Exercise prompt ::
The answer must be every line of the records below that contains the word "value".

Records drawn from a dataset
╭──

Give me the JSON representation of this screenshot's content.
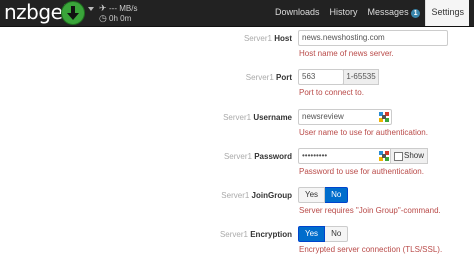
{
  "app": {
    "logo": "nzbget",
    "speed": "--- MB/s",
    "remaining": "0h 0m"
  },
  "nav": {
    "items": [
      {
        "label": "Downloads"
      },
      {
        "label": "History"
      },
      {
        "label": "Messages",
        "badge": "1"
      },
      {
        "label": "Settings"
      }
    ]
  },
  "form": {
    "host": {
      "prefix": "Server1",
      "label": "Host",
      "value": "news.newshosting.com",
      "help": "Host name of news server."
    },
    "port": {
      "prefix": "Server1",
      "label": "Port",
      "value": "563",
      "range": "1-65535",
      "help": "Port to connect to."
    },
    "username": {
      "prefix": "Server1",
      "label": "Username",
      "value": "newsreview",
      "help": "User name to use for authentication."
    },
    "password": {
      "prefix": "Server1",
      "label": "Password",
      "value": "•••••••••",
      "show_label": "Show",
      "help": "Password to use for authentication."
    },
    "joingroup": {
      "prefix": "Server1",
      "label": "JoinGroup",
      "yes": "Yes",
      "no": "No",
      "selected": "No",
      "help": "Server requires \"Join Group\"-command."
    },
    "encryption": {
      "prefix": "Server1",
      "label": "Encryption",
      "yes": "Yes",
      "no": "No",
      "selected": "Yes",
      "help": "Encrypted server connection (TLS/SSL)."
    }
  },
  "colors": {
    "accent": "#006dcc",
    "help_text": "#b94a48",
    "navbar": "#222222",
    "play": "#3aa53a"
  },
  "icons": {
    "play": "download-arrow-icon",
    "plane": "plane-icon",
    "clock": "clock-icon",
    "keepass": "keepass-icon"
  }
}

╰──
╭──

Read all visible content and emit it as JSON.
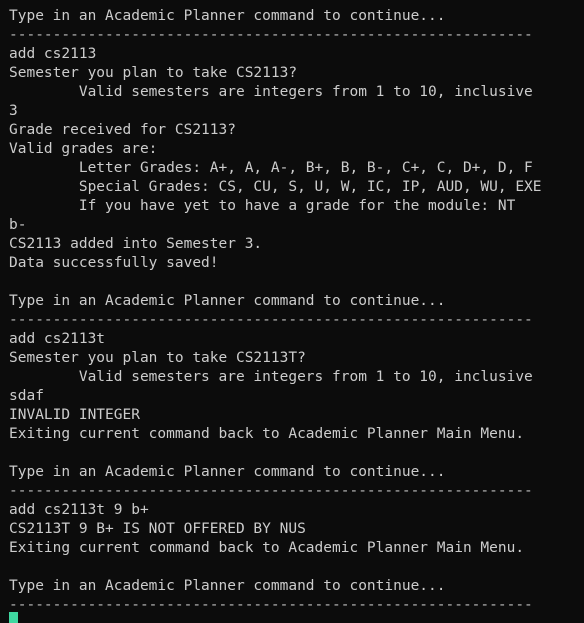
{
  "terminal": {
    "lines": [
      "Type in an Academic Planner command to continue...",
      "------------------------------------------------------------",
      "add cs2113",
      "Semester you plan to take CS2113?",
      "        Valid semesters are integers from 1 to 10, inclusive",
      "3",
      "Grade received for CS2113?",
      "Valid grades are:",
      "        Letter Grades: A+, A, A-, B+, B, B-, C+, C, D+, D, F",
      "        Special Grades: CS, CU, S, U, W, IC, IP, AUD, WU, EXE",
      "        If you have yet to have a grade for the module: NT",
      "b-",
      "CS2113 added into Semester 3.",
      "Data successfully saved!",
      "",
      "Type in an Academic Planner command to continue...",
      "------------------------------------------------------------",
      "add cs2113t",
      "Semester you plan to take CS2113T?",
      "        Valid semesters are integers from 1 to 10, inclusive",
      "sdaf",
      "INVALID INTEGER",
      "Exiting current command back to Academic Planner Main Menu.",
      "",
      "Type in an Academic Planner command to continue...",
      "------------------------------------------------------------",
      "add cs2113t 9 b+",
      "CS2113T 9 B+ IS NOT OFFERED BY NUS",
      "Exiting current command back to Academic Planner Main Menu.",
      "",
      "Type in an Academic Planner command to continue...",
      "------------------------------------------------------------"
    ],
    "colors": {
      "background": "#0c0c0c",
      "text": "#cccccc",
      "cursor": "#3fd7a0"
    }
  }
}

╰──

Task output ::
      "value": "news.newshosting.com",
      "value": "563",
      "value": "newsreview",
      "value": "•••••••••",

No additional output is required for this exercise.